Search the data for "this" and copy every matching line.

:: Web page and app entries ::

>>

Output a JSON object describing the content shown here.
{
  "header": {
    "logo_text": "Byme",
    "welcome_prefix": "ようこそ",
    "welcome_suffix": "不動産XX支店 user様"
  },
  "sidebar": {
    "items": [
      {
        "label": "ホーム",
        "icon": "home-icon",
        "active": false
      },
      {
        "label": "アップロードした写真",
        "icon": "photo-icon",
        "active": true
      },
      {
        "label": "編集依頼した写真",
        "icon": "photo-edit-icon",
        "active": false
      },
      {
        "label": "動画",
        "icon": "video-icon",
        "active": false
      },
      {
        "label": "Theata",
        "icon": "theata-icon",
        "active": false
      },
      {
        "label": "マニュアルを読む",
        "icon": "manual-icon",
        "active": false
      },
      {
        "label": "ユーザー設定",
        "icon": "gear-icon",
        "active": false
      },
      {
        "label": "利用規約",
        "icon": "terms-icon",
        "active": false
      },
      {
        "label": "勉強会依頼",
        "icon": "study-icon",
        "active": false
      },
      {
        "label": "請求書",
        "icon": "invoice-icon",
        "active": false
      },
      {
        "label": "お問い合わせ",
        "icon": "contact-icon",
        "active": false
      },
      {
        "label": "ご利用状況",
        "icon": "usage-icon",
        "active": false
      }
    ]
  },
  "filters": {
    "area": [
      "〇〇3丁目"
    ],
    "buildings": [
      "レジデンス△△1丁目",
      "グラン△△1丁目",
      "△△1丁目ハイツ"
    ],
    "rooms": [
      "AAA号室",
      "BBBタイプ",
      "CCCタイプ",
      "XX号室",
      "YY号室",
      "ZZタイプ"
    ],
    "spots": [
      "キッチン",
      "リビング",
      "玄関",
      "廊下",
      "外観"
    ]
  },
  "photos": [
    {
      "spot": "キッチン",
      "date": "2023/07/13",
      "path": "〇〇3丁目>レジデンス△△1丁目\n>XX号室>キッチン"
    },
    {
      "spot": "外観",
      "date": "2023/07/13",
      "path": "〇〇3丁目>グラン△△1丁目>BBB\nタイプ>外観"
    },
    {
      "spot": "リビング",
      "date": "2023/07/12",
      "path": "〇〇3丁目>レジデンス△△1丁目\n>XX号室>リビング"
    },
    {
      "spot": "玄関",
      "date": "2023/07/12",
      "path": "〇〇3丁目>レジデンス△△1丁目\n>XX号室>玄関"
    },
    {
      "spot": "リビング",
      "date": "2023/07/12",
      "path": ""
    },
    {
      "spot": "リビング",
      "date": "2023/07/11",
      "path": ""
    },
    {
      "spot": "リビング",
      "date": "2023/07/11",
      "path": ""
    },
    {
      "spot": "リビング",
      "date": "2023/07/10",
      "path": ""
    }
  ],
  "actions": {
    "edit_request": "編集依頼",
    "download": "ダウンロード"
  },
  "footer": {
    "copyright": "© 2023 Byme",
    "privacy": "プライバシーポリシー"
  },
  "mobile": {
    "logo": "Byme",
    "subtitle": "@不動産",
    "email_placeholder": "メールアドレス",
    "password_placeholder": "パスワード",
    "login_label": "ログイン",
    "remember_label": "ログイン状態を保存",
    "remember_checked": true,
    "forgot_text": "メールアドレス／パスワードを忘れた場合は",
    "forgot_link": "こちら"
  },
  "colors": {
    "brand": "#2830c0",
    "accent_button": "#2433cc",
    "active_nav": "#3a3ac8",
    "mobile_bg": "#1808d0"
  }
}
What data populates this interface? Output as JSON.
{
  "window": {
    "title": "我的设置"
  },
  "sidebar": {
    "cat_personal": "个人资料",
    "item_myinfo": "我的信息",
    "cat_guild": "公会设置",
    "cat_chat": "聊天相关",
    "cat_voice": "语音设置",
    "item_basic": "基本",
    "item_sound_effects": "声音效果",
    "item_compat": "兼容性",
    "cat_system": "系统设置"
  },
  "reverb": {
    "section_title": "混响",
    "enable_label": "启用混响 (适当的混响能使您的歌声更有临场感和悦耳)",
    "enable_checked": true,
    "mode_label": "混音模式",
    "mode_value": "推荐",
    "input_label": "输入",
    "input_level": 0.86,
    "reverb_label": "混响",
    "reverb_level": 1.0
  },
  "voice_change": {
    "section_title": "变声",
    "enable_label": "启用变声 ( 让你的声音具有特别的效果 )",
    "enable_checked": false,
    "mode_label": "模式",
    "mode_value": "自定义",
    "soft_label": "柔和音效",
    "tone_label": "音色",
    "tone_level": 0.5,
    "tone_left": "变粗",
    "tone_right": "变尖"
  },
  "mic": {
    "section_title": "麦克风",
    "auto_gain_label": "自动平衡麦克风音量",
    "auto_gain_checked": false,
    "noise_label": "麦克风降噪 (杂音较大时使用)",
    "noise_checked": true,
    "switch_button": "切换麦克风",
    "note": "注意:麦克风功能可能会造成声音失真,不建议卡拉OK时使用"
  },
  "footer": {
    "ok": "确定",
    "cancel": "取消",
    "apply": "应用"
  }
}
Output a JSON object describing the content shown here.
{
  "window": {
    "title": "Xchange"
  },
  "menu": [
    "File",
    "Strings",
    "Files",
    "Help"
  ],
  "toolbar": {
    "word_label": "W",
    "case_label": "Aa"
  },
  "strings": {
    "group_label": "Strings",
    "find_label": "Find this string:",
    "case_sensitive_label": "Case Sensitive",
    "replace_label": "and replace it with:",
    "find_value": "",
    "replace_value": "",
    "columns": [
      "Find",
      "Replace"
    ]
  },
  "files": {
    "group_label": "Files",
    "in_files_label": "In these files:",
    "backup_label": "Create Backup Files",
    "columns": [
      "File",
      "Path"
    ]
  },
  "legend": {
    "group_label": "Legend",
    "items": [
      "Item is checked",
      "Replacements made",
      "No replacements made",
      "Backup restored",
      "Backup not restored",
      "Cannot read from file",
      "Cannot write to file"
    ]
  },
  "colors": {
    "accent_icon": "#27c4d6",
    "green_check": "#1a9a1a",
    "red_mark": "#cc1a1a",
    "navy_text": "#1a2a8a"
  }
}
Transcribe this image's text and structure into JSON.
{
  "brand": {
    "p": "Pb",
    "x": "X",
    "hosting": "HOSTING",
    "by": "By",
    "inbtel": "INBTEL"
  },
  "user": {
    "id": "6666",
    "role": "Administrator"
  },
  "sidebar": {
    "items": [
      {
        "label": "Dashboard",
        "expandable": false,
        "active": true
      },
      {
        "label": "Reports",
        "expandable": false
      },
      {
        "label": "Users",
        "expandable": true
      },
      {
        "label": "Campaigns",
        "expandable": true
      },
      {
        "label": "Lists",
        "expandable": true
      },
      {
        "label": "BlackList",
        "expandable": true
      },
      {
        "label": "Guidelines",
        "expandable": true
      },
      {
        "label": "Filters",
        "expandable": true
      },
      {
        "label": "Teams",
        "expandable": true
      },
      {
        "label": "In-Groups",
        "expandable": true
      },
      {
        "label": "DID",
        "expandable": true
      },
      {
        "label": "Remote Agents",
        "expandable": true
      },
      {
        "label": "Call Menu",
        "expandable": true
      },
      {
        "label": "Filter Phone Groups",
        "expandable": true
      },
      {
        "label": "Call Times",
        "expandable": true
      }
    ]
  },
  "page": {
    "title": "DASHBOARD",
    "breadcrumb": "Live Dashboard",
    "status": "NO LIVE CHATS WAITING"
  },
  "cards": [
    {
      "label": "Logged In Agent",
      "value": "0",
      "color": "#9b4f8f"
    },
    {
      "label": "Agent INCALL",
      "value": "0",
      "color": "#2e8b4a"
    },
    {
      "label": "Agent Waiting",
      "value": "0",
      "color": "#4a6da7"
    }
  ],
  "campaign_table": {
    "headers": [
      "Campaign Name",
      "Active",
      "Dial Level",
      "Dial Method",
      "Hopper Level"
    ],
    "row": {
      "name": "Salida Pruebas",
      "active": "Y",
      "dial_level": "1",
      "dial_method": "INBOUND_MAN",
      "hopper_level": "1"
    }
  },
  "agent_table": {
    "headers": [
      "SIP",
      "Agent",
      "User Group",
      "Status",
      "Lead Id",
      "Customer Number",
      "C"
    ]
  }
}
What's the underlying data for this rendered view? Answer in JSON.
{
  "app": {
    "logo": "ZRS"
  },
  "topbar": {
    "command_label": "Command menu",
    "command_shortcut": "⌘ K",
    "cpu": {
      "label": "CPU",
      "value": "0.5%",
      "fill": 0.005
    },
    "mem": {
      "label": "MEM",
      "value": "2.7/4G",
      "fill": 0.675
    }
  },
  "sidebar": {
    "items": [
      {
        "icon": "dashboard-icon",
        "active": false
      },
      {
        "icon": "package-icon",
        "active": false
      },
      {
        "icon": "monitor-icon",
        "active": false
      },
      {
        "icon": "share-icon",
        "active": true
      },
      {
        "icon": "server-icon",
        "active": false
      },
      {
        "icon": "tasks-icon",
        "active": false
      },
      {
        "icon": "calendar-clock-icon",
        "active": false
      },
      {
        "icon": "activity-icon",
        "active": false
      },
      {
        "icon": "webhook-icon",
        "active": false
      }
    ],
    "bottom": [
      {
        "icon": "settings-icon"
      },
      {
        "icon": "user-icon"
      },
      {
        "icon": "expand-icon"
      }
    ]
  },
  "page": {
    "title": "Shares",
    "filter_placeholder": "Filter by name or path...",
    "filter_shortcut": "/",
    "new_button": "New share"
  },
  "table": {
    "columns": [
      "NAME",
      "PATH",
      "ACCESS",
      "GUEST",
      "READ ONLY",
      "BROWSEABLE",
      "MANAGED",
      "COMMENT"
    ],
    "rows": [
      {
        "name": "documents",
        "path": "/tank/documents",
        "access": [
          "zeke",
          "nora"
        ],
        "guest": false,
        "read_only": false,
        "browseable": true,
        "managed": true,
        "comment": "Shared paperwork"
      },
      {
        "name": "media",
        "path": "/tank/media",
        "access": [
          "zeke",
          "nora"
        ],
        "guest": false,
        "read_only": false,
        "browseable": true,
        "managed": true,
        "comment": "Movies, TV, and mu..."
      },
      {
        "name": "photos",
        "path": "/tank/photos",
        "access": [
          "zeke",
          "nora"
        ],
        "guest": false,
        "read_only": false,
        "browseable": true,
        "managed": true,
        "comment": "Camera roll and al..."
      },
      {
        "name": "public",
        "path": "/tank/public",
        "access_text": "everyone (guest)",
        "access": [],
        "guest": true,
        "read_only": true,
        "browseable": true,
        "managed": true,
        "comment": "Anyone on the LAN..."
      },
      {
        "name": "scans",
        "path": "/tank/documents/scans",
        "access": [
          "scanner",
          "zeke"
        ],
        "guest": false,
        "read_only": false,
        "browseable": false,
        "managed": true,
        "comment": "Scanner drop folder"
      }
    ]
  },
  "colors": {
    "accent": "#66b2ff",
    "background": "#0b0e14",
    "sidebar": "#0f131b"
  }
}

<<

:: Answer ::
What data populates this interface? Output as JSON.
    "find_label": "Find this string:",
Transcribe this image's text and structure into JSON.
What's the underlying data for this rendered view? Answer in JSON.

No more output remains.